The transition of language isn’t the only thing that’s changed since the early days. What’s surprised Hirschfeld the most has been the diversification of products featured in the booths. In the early 2000s, CHAMPS was essentially a bong show, with an estimated 70 percent of its wares comprised of various water pipes. But these days, thanks to more states becoming legal for recreational and medical use, the breakdown is quite different.
“Today, a smoke shop makes on average maybe 30% of their profit on glass,” says Hirschfeld. “It used to be higher, but there are so many other categories in the industry now that a shop counts on – whether it be CBD, vaping, e-juices … but the demand for glass is still holding strong.”
That demand only increased during the pandemic. Thanks to the global shutdown, it became difficult to get shipments from China, bolstering the U.S. glass scene.

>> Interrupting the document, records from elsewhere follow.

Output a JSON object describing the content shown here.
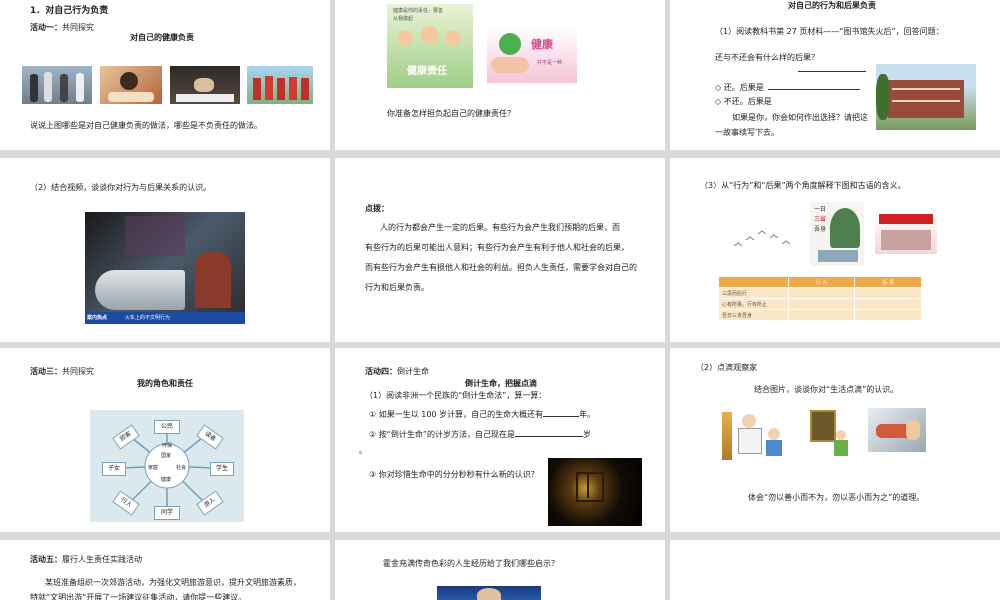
{
  "s1": {
    "heading": "1．对自己行为负责",
    "activity_label": "活动一：",
    "activity_name": "共同探究",
    "subtitle": "对自己的健康负责",
    "question": "说说上图哪些是对自己健康负责的做法，哪些是不负责任的做法。"
  },
  "s2": {
    "poster1_line1": "健康是你的责任，要善",
    "poster1_line2": "从我做起",
    "poster1_big": "健康责任",
    "poster2_big": "健康",
    "poster2_small": "并不是一种",
    "question": "你准备怎样担负起自己的健康责任？"
  },
  "s3": {
    "title": "对自己的行为和后果负责",
    "line1": "（1）阅读教科书第 27 页材料——“图书馆失火后”，回答问题：",
    "line2": "还与不还会有什么样的后果？",
    "opt1": "◇ 还。后果是",
    "opt2": "◇ 不还。后果是",
    "line3": "如果是你，你会如何作出选择？请把这",
    "line4": "一故事续写下去。"
  },
  "s4": {
    "line1": "（2）结合视频，谈谈你对行为与后果关系的认识。",
    "caption_tag": "案内热点",
    "caption_text": "火车上的不文明行为"
  },
  "s5": {
    "label": "点拨：",
    "p1": "人的行为都会产生一定的后果。有些行为会产生我们预期的后果，而",
    "p2": "有些行为的后果可能出人意料；有些行为会产生有利于他人和社会的后果，",
    "p3": "而有些行为会产生有损他人和社会的利益。担负人生责任，需要学会对自己的",
    "p4": "行为和后果负责。"
  },
  "s6": {
    "line1": "（3）从“行为”和“后果”两个角度解释下图和古语的含义。",
    "img2_text1": "一日",
    "img2_text2": "三省",
    "img2_text3": "吾身",
    "table_headers": [
      "",
      "行 为",
      "后 果"
    ],
    "table_rows": [
      "三思而后行",
      "心有所畏，行有所止",
      "吾日三省吾身"
    ]
  },
  "s7": {
    "activity_label": "活动三：",
    "activity_name": "共同探究",
    "subtitle": "我的角色和责任",
    "center_nodes": [
      "国家",
      "家庭",
      "健康",
      "社会",
      "环保"
    ],
    "outer_nodes": [
      "公民",
      "顾客",
      "读者",
      "子女",
      "学生",
      "游人",
      "行人",
      "同学"
    ]
  },
  "s8": {
    "activity_label": "活动四：",
    "activity_name": "倒计生命",
    "subtitle": "倒计生命，把握点滴",
    "line1": "（1）阅读非洲一个民族的“倒计生命法”，算一算：",
    "q1a": "① 如果一生以 100 岁计算，自己的生命大概还有",
    "q1b": "年。",
    "q2a": "② 按“倒计生命”的计岁方法，自己现在是",
    "q2b": "岁",
    "dot": "。",
    "q3": "③ 你对珍惜生命中的分分秒秒有什么新的认识？"
  },
  "s9": {
    "line1": "（2）点滴观察家",
    "line2": "结合图片，谈谈你对“生活点滴”的认识。",
    "line3": "体会“勿以善小而不为，勿以恶小而为之”的道理。"
  },
  "s10": {
    "activity_label": "活动五：",
    "activity_name": "履行人生责任实践活动",
    "p1": "某班准备组织一次郊游活动，为强化文明旅游意识，提升文明旅游素质，",
    "p2": "特就“文明出游”开展了一场建议征集活动，请你提一些建议。"
  },
  "s11": {
    "line1": "霍金充满传奇色彩的人生经历给了我们哪些启示？"
  },
  "colors": {
    "table_header": "#f0a848",
    "table_row": "#fce7c6",
    "diagram_bg": "#dbe9ee"
  }
}
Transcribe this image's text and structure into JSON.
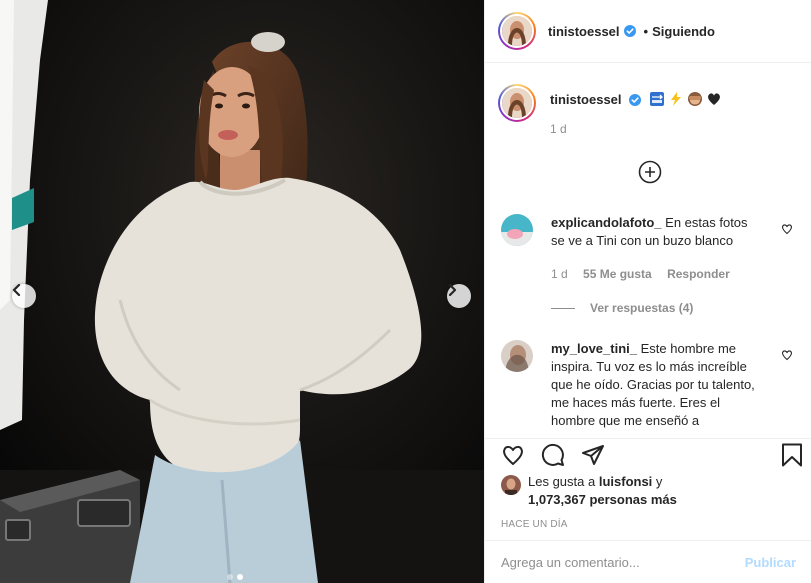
{
  "post": {
    "carousel": {
      "slide_count": 2,
      "active_index": 1
    }
  },
  "header": {
    "username": "tinistoessel",
    "separator": "•",
    "follow_status": "Siguiendo"
  },
  "caption": {
    "username": "tinistoessel",
    "emojis": [
      "soon-arrow-icon",
      "high-voltage-icon",
      "see-no-evil-monkey-icon",
      "black-heart-icon"
    ],
    "time": "1 d"
  },
  "comments": [
    {
      "username": "explicandolafoto_",
      "text": "En estas fotos se ve a Tini con un buzo blanco",
      "time": "1 d",
      "likes": "55 Me gusta",
      "reply_label": "Responder",
      "view_replies": "Ver respuestas (4)"
    },
    {
      "username": "my_love_tini_",
      "text": "Este hombre me inspira. Tu voz es lo más increíble que he oído. Gracias por tu talento, me haces más fuerte. Eres el hombre que me enseñó a"
    }
  ],
  "likes": {
    "prefix": "Les gusta a",
    "user": "luisfonsi",
    "conjunction": "y",
    "count_text": "1,073,367 personas más"
  },
  "timestamp": "Hace un día",
  "add_comment": {
    "placeholder": "Agrega un comentario...",
    "post_label": "Publicar"
  },
  "colors": {
    "verified": "#3897f0",
    "post_button_disabled": "#b3dbff",
    "muted_text": "#8e8e8e",
    "border": "#efefef"
  }
}
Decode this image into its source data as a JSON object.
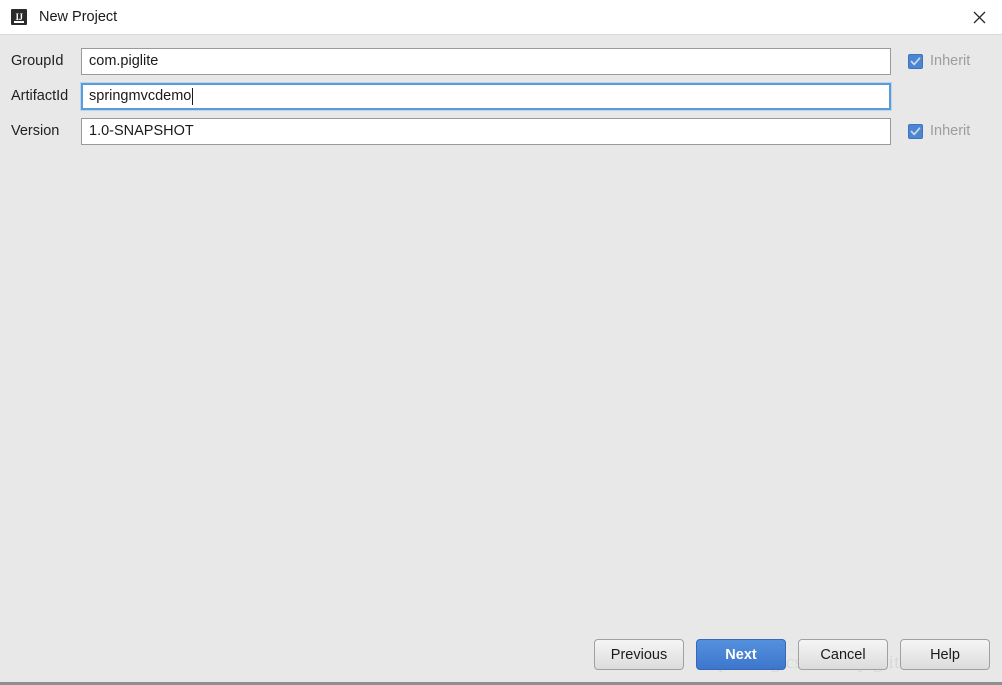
{
  "window": {
    "title": "New Project",
    "app_icon": "intellij-idea-icon",
    "icon_text": "IJ",
    "close_icon": "close-icon"
  },
  "form": {
    "fields": [
      {
        "label": "GroupId",
        "value": "com.piglite",
        "focused": false,
        "inherit": {
          "label": "Inherit",
          "checked": true,
          "enabled": false
        }
      },
      {
        "label": "ArtifactId",
        "value": "springmvcdemo",
        "focused": true,
        "inherit": null
      },
      {
        "label": "Version",
        "value": "1.0-SNAPSHOT",
        "focused": false,
        "inherit": {
          "label": "Inherit",
          "checked": true,
          "enabled": false
        }
      }
    ]
  },
  "watermark": {
    "text": "http://blog.csdn.net/piglite"
  },
  "buttons": {
    "previous": "Previous",
    "next": "Next",
    "cancel": "Cancel",
    "help": "Help"
  },
  "colors": {
    "accent": "#4a80d0",
    "checkbox": "#4a86d4",
    "focus_border": "#5b9bd8",
    "background": "#e8e8e8",
    "titlebar": "#ffffff",
    "disabled_text": "#9d9d9d"
  }
}
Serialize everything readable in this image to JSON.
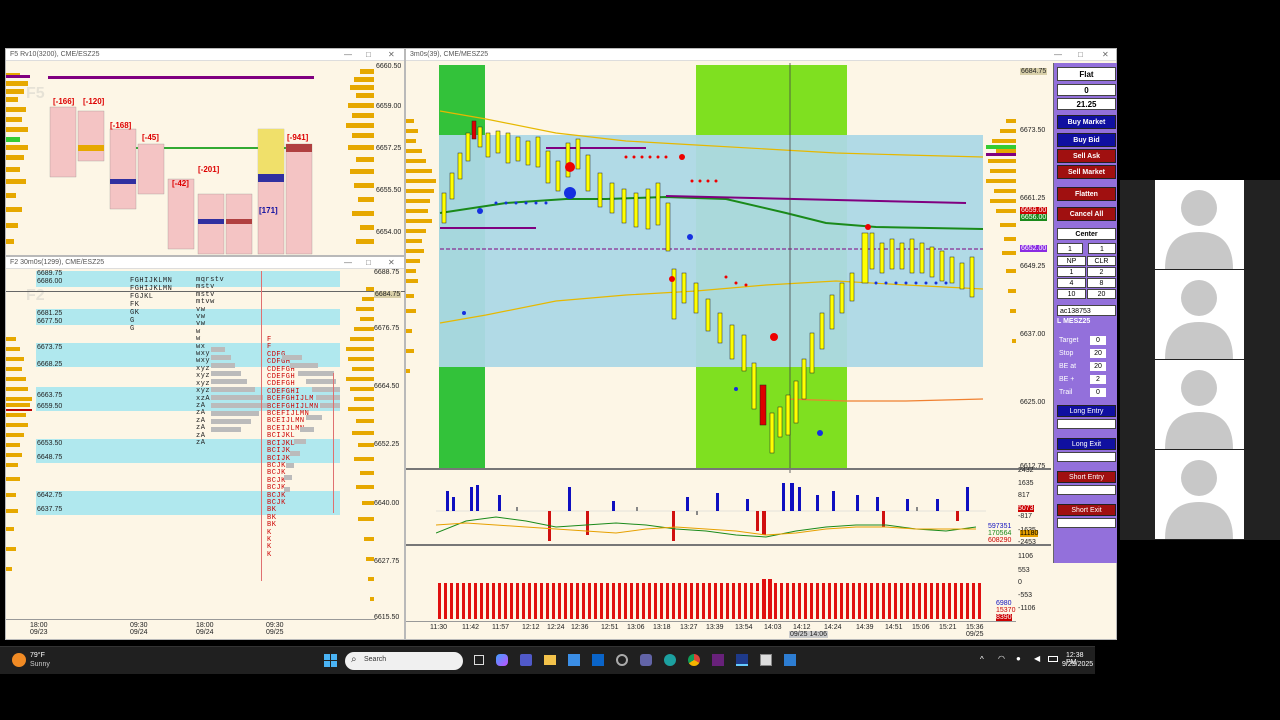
{
  "windows": {
    "w1": {
      "title": "F5 Rv10(3200), CME/ESZ25",
      "watermark": "F5"
    },
    "w2": {
      "title": "F2 30m0s(1299), CME/ESZ25",
      "watermark": "F2"
    },
    "main": {
      "title": "3m0s(39), CME/MESZ25"
    }
  },
  "w1": {
    "prices": [
      "6660.50",
      "6659.00",
      "6657.25",
      "6655.50",
      "6654.00"
    ],
    "deltas": [
      "[-166]",
      "[-120]",
      "[-168]",
      "[-45]",
      "[-42]",
      "[-201]",
      "[171]",
      "[-941]"
    ]
  },
  "w2": {
    "prices": [
      "6689.75",
      "6686.00",
      "6681.25",
      "6677.50",
      "6673.75",
      "6668.25",
      "6663.75",
      "6659.50",
      "6653.50",
      "6648.75",
      "6642.75",
      "6637.75"
    ],
    "scale": [
      "6688.75",
      "6676.75",
      "6664.50",
      "6652.25",
      "6640.00",
      "6627.75",
      "6615.50"
    ],
    "scale_hl": "6684.75",
    "time": [
      "18:00",
      "09/23",
      "09:30",
      "09/24",
      "18:00",
      "09/24",
      "09:30",
      "09/25"
    ]
  },
  "main": {
    "scale": [
      "6684.75",
      "6673.50",
      "6661.25",
      "6659.00",
      "6656.00",
      "6652.00",
      "6649.25",
      "6637.00",
      "6625.00",
      "6612.75"
    ],
    "vol_scale": [
      "2432",
      "1635",
      "817",
      "5073",
      "-817",
      "-1635",
      "-2453"
    ],
    "vol_vals": [
      "597351",
      "170564",
      "11180",
      "608290"
    ],
    "bot_scale": [
      "1106",
      "553",
      "0",
      "-553",
      "-1106"
    ],
    "bot_vals": [
      "6980",
      "15370",
      "8390"
    ],
    "times": [
      "11:30",
      "11:42",
      "11:57",
      "12:12",
      "12:24",
      "12:36",
      "12:51",
      "13:06",
      "13:18",
      "13:27",
      "13:39",
      "13:54",
      "14:03",
      "14:12",
      "14:24",
      "14:39",
      "14:51",
      "15:06",
      "15:21",
      "15:36"
    ],
    "cursor_time": "09/25 14:06",
    "last_date": "09/25"
  },
  "dom": {
    "status": "Flat",
    "position": "0",
    "pnl": "21.25",
    "buy_market": "Buy Market",
    "buy_bid": "Buy Bid",
    "sell_ask": "Sell Ask",
    "sell_market": "Sell Market",
    "flatten": "Flatten",
    "cancel_all": "Cancel All",
    "center": "Center",
    "qty": "1",
    "qty2": "1",
    "np": "NP",
    "clr": "CLR",
    "q": [
      "1",
      "2",
      "4",
      "8",
      "10",
      "20"
    ],
    "account": "ac138753",
    "symbol": "L MESZ25",
    "target_lbl": "Target",
    "target": "0",
    "stop_lbl": "Stop",
    "stop": "20",
    "be_at_lbl": "BE at",
    "be_at": "20",
    "be_plus_lbl": "BE +",
    "be_plus": "2",
    "trail_lbl": "Trail",
    "trail": "0",
    "long_entry": "Long Entry",
    "long_exit": "Long Exit",
    "short_entry": "Short Entry",
    "short_exit": "Short Exit"
  },
  "taskbar": {
    "temp": "79°F",
    "weather": "Sunny",
    "search_placeholder": "Search",
    "time": "12:38 PM",
    "date": "9/25/2025"
  },
  "colors": {
    "accent": "#9370db",
    "buy": "#1010a0",
    "sell": "#a01010",
    "green_zone": "#33cc33",
    "value_area": "#add8e6"
  }
}
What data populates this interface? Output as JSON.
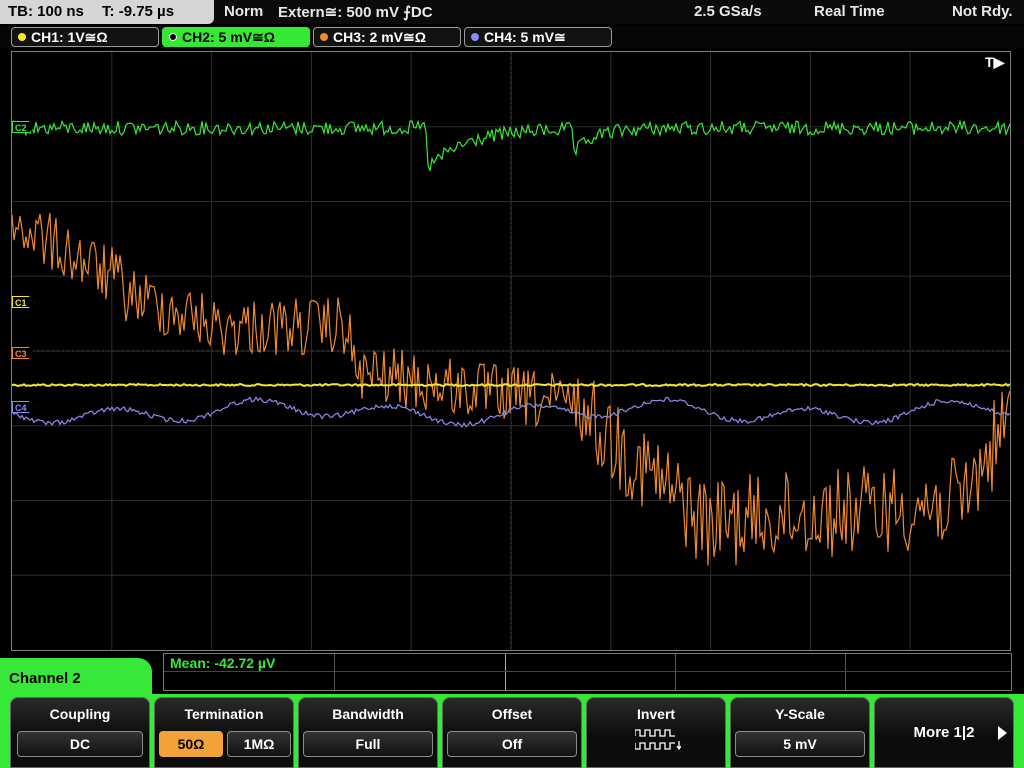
{
  "status": {
    "tb": "TB: 100 ns",
    "t": "T: -9.75 µs",
    "mode": "Norm",
    "trigger": "Extern≅: 500 mV ⨍DC",
    "samplerate": "2.5 GSa/s",
    "acq": "Real Time",
    "state": "Not Rdy."
  },
  "channels": [
    {
      "label": "CH1: 1V≅Ω",
      "color": "#f2e832"
    },
    {
      "label": "CH2: 5 mV≅Ω",
      "color": "#3ae83a"
    },
    {
      "label": "CH3: 2 mV≅Ω",
      "color": "#f08a30"
    },
    {
      "label": "CH4: 5 mV≅",
      "color": "#8c8cf0"
    }
  ],
  "markers": {
    "c1": "C1",
    "c2": "C2",
    "c3": "C3",
    "c4": "C4"
  },
  "trigger_marker": "T",
  "measurement": "Mean: -42.72 µV",
  "panel": {
    "title": "Channel 2",
    "coupling": {
      "title": "Coupling",
      "value": "DC"
    },
    "termination": {
      "title": "Termination",
      "opt1": "50Ω",
      "opt2": "1MΩ"
    },
    "bandwidth": {
      "title": "Bandwidth",
      "value": "Full"
    },
    "offset": {
      "title": "Offset",
      "value": "Off"
    },
    "invert": {
      "title": "Invert"
    },
    "yscale": {
      "title": "Y-Scale",
      "value": "5 mV"
    },
    "more": "More 1|2"
  }
}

“Most of the blowers we know are doing very well,” Hirschfeld attests. “The combination of people all staying home and smoking more, along with less stuff coming from overseas, kept blowers busy … many were even sold out.”
Hirschfeld’s events remain a must-stop for anyone in the headshop game – enabling them to completely stock their shelves under one roof and see what’s new and hot in the business.
“If you’re buying for a group or a retail store, CHAMPS is the place to go—no question,” Hirschfeld boasts. “We have the finest high-end American Glass in the world … but there’s also a market for a $10 or $12 pipe. We pride ourselves on the fact that we have both and everything in the middle. We don’t stick our noses up or try to tell the retailers what they need – we put everything out there for them.”
As Cannabis becomes more and more normalized and headshops continue to pop up across America, the number of vendors and attendees at Hirschfeld’s events has grown exponentially. Their last show at the Las Vegas Convention Center this past February got up to 380,000 square feet with over 1,600 booths – a far cry from its humble 32-booth beginnings. Part of that expansion has included the formation of their own glassblowing competition – the CHAMPS Glass Games – as well as the addition of multiple CHAMPS satellite shows around the country, including a second Vegas show in July, two shows a year in Orlando, two in Atlantic City, and fall shows in both Denver and Chicago, with a second, summer show in the Windy City coming this June.
Still, the show’s booming success is bittersweet for Hirschfeld: after tragically losing Weitz in 2011, he also lost his longtime friend Gage in 2019 – leaving him the last surviving partner.
“In our third year, after just finishing the show with 1,600 booths at Cashman Field, the three of us were driving home smoking a fatty,” Hirschfeld remembers. “We hooted and hollered and thought, ‘We did it … we hit it big!’ We could never have dreamed of 16,000 booths at the Las Vegas Convention Center like we have now. I’m sure they’re both up in heaven now, smoking a fat one and smiling with approval of how far CHAMPS has come.”